This week’s HTYH is the conclusion of Dave’s story: Let me tell you about my sons. I was told when I first came around AA that if I got a sponsor, worked the steps and attended AA meetings my life would straighten out, and it did, but it didn’t instantly fix my family. Practicing alcoholics make other family members sick too. And just because we get a sponsor, work the steps and go to meetings and straighten out–our families are still sick.

Around my house, at least when I was drinking, the rule was, he who yelled the loudest and longest won. We’d be in the car on the way to a church social, yelling and screaming at one another at the top of our lungs and when we arrived, the car doors opened, and everything changed. Oh, and how are you Mrs. Jones? She’d say fine and she’d ask us, how we were and we’d say fine. We were the fine family; no matter how chaotic things were, they were always fine if anybody asked.

My oldest son stands 6 foot five and weighs 225 pounds and is a tackle on his high school football team. He started punching holes in our walls and knocking out windshields with his fist and threatening suicide. I had another son 13 and he was the quiet one, when we started yelling at each other he got on his bicycle and left. My wife and I would be screaming at each other and when the phone rang she’d answer it and gently say, “How are you all today?”

After I left the treatment center, they told me to go home and enjoy my family instead of terrorizing them, but I didn’t know how to do that. I bought a book by Milton Berle entitled “10,000 Jokes.” I was hoping that we might learn to laugh more and scream less after I got home. I made a grand entrance and said, “Let me tell you all some jokes I heard today.” When I finished, they looked at me in total amazement and silence. Finally, they said, “You’re crazy.” I thought it was my delivery and took the book into my bedroom and practiced them while looking in the mirror. I came back out of my room and ran through them again, but they laughed at me instead of the jokes–I couldn’t tell a joke. Pretty soon all of us were rolling on the floor laughing and it was the first time as adults that I can remember laughing like that. It was a wonderful thing.

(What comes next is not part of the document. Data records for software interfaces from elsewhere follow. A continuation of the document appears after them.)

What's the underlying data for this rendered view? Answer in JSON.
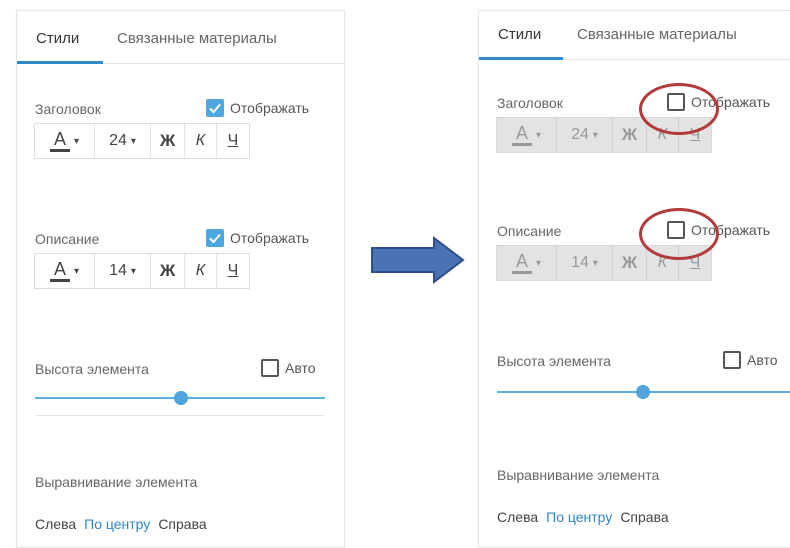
{
  "left": {
    "tabs": [
      "Стили",
      "Связанные материалы"
    ],
    "heading": {
      "label": "Заголовок",
      "show_label": "Отображать",
      "checked": true,
      "font_size": "24"
    },
    "description": {
      "label": "Описание",
      "show_label": "Отображать",
      "checked": true,
      "font_size": "14"
    },
    "height": {
      "label": "Высота элемента",
      "auto_label": "Авто",
      "auto_checked": false
    },
    "align": {
      "label": "Выравнивание элемента",
      "options": [
        "Слева",
        "По центру",
        "Справа"
      ],
      "selected": "По центру"
    }
  },
  "right": {
    "tabs": [
      "Стили",
      "Связанные материалы"
    ],
    "heading": {
      "label": "Заголовок",
      "show_label": "Отображать",
      "checked": false,
      "font_size": "24"
    },
    "description": {
      "label": "Описание",
      "show_label": "Отображать",
      "checked": false,
      "font_size": "14"
    },
    "height": {
      "label": "Высота элемента",
      "auto_label": "Авто",
      "auto_checked": false
    },
    "align": {
      "label": "Выравнивание элемента",
      "options": [
        "Слева",
        "По центру",
        "Справа"
      ],
      "selected": "По центру"
    }
  },
  "toolbar": {
    "color_letter": "А",
    "bold": "Ж",
    "italic": "К",
    "underline": "Ч",
    "caret": "▾"
  },
  "icons": {
    "check": "check-icon",
    "arrow": "arrow-right-icon",
    "highlight": "red-circle-highlight"
  },
  "colors": {
    "accent": "#2f8bc9",
    "checkbox_on": "#4fa7e0",
    "highlight": "#b23a3a",
    "arrow_fill": "#4a72b5",
    "arrow_stroke": "#2f4f86"
  }
}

Soon after that it was 3:30 in the morning and my son had the TV turned up and I was supposed to go to work the next morning for the first time in three months. I wasn’t sleeping well anyway so, I used my finest treatment center voice and said, “Excuse me son, I’m frightened as hell about work tomorrow and I can’t sleep, would you please turn down the sound on the TV?”

He said, “I’m not going to turn it down and you can’t make me.”

I regrouped and repeated myself even more politely, but he jumped up and started punching me in the chest. He said, “I’m not turning it down and you can’t make.” I lost my treatment center motif and I started punching him in the chest. I started on the “It’s mine routine, this is my house, this is my TV and you will turn it down or leave.” He yelled louder than I’ve ever heard him yell before, “You alcoholic, you have destroyed my life, why don’t you leave.” Every fiber of my being wanted to hit my son, but I didn’t. I walked to my bedroom and started crying. I was crying from frustration, I was doing everything my sponsor asked of me and my house was more screwed up than when I left. I got on my knees and prayed and then I asked my wife what to do and she suggested that I should call my sponsor. What a novel idea. I called my sponsor Keith and told him that my son had called me an alcoholic. Keith said, “He only called you what you are and were you yelling at him and punching him in the chest?” I admitted that I was and he said, “I want you to go to your son and apologize to him and promise him that you’ll never do that again. Then ask his permission to hug him.” I said thanks for the advice Keith and I’m sorry that I woke you up, but I had no intention of following his instructions.

I went to the office early the next morning and my stomach turned into a big knot and I knew that if I didn’t do what my sponsor suggested, I would regret it. I drove back home and saw my son pacing back and forth by the side of the house. I walked over to him and said, “Son. I’m sorry that I yelled at you last night and I promise that it will never happen again.” I hugged him and it was like hugging an emotionless object. I was out of bullets and I didn’t think it had worked, but after I let go of him, he grabbed me and hugged me like he never has before.

I called my sponsor later in the day and he said that he never wanted me to give my sons any advice unless they ask for it. I started sponsoring my sons instead of trying to parent them and if I didn’t know the right answer when they asked me something, I directed them to somebody who did. We have a great relationship today and although it took longer for my second son, it worked with him too. The AA program works, it really does, but we have to do the footwork and learn to follow a few simple instructions.

John Barleycorn

The phantom writer of the column "Here's to Your Health". This writer is an active member of Alcoholics Anonymous and therefore must maintain anonymity. > Read Full Biography > More Articles Written By This Writer